The Fly Home Project, a first-of-its-kind environmental initiative that combines the real estate industry, conservation groups, and community members to help address rapidly declining populations of pollinators, is growing beyond Cambridge and Waterloo region this spring with a network of support that is now North American wide.
Established last year by Cambridge realtor Alana Russel, the Fly Home Project is an environmental initiative that gets pollinator plant seeds into the hands, and gardens, of community members to support vital species, like butterflies and bees.
The internationally beloved Monarch Butterfly was added to the IUCN Red List of endangered species in 2022, signalling a serious risk to their existence. Monarch Butterflies travel nearly 3,000 miles during their migration from southern Canada and northern United States to their overwintering destination in Mexico, and provide an invaluable service of pollination, essential for many ecosystems to thrive.
Russell, took action and made milkweed seeds, the host plant for monarchs, available to anyone who requested them free of charge.
Milkweed is the host plant for Monarchs and without it, they can not survive. In a matter of weeks, more than 700 hundred seed packs were distributed and in return, messages from across Canada came flooding in with requests from eager participants to expand the program.
“It was incredible to see that so many other people shared my concerns, and more importantly, wanted to get involved,” said Russell in a press release.
“In order to expand the program, I knew a collaborative approach to meet the demand would be necessary. The development of the national Fly Home Network, provides an actionable, personalized, and meaningful way for everyone to take part in communities across Canada and the United States.”
Now Russell has developed the Fly Home Network, a roster of ‘Nature Approved’ real estate agents.
When a home buyer or seller is connected with an agent through the Fly Home Network, a portion of the commission is invested back into the initiative.
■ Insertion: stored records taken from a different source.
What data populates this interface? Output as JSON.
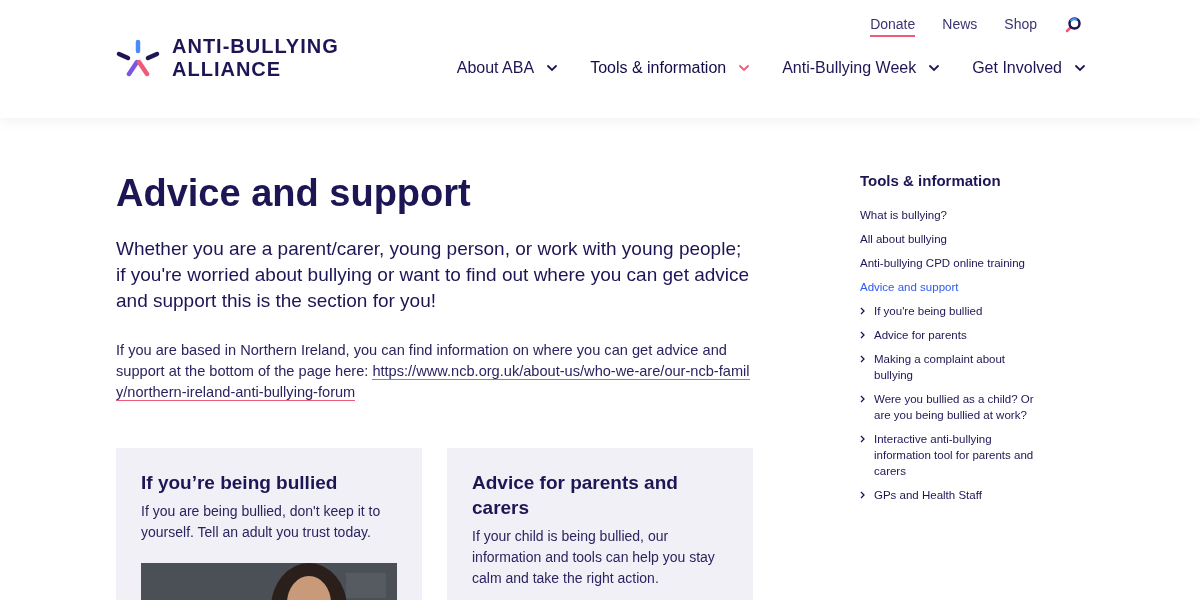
{
  "header": {
    "logo": {
      "line_1": "ANTI-BULLYING",
      "line_2": "ALLIANCE"
    },
    "utility_links": [
      {
        "label": "Donate",
        "underlined": true
      },
      {
        "label": "News",
        "underlined": false
      },
      {
        "label": "Shop",
        "underlined": false
      }
    ],
    "main_nav": [
      {
        "label": "About ABA",
        "selected": false
      },
      {
        "label": "Tools & information",
        "selected": true
      },
      {
        "label": "Anti-Bullying Week",
        "selected": false
      },
      {
        "label": "Get Involved",
        "selected": false
      }
    ]
  },
  "page": {
    "title": "Advice and support",
    "intro": "Whether you are a parent/carer, young person, or work with young people; if you're worried about bullying or want to find out where you can get advice and support this is the section for you!",
    "note": "If you are based in Northern Ireland, you can find information on where you can get advice and support at the bottom of the page here:",
    "note_link": "https://www.ncb.org.uk/about-us/who-we-are/our-ncb-family/northern-ireland-anti-bullying-forum",
    "cards": [
      {
        "title": "If you’re being bullied",
        "text": "If you are being bullied, don't keep it to yourself. Tell an adult you trust today.",
        "kind": "picture"
      },
      {
        "title": "Advice for parents and carers",
        "text": "If your child is being bullied, our information and tools can help you stay calm and take the right action."
      }
    ]
  },
  "sidebar": {
    "title": "Tools & information",
    "items": [
      {
        "label": "What is bullying?",
        "selected": false
      },
      {
        "label": "All about bullying",
        "selected": false
      },
      {
        "label": "Anti-bullying CPD online training",
        "selected": false
      },
      {
        "label": "Advice and support",
        "selected": true,
        "children": [
          {
            "label": "If you're being bullied",
            "selected": false
          },
          {
            "label": "Advice for parents",
            "selected": false
          },
          {
            "label": "Making a complaint about bullying",
            "selected": false
          },
          {
            "label": "Were you bullied as a child? Or are you being bullied at work?",
            "selected": false
          },
          {
            "label": "Interactive anti-bullying information tool for parents and carers",
            "selected": false
          },
          {
            "label": "GPs and Health Staff",
            "selected": false
          }
        ]
      }
    ]
  }
}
They have the option to have native pollinator plant seeds sent throughout their neighbourhood, or they can select an environmental partner agency to receive a donation from the Fly Home Project.
One of those partner agencies is the David Suzuki Foundation.
“Our work aims to protect and restore the most at-risk ecosystems and species,” said Colleen Cirillo, Rewilding Communities campaigner. “Our purpose is to empower people to take action in their communities on the environmental challenges we all face. The Fly Home Project is an example of how we can all act every day on the understanding that we are one with nature.”
Throughout the planning process, Russell has consulted with numerous environmental experts and leaders in the field. Each one of them echoed the importance of all pollinator species and of creating homes for them in our communities.
The national program kicks off with free pollinator plant seeds sent anywhere in Canada, while supplies last.
The spring 2023 seeds are Black Eyed Susans (Rudbeckia hirta), a popular flower with pollinators for their nectar and home owners for their resilience and beauty. Seeds are sourced from an Ontario based company called Northern Wildflowers and are untreated and GMO free.
To request a seed pack, or to connect with a ‘Nature Approved’ real estate agent, visit the website.
The Fly Home Network is available to anywhere in Canada and the United States. For additional information, visit here.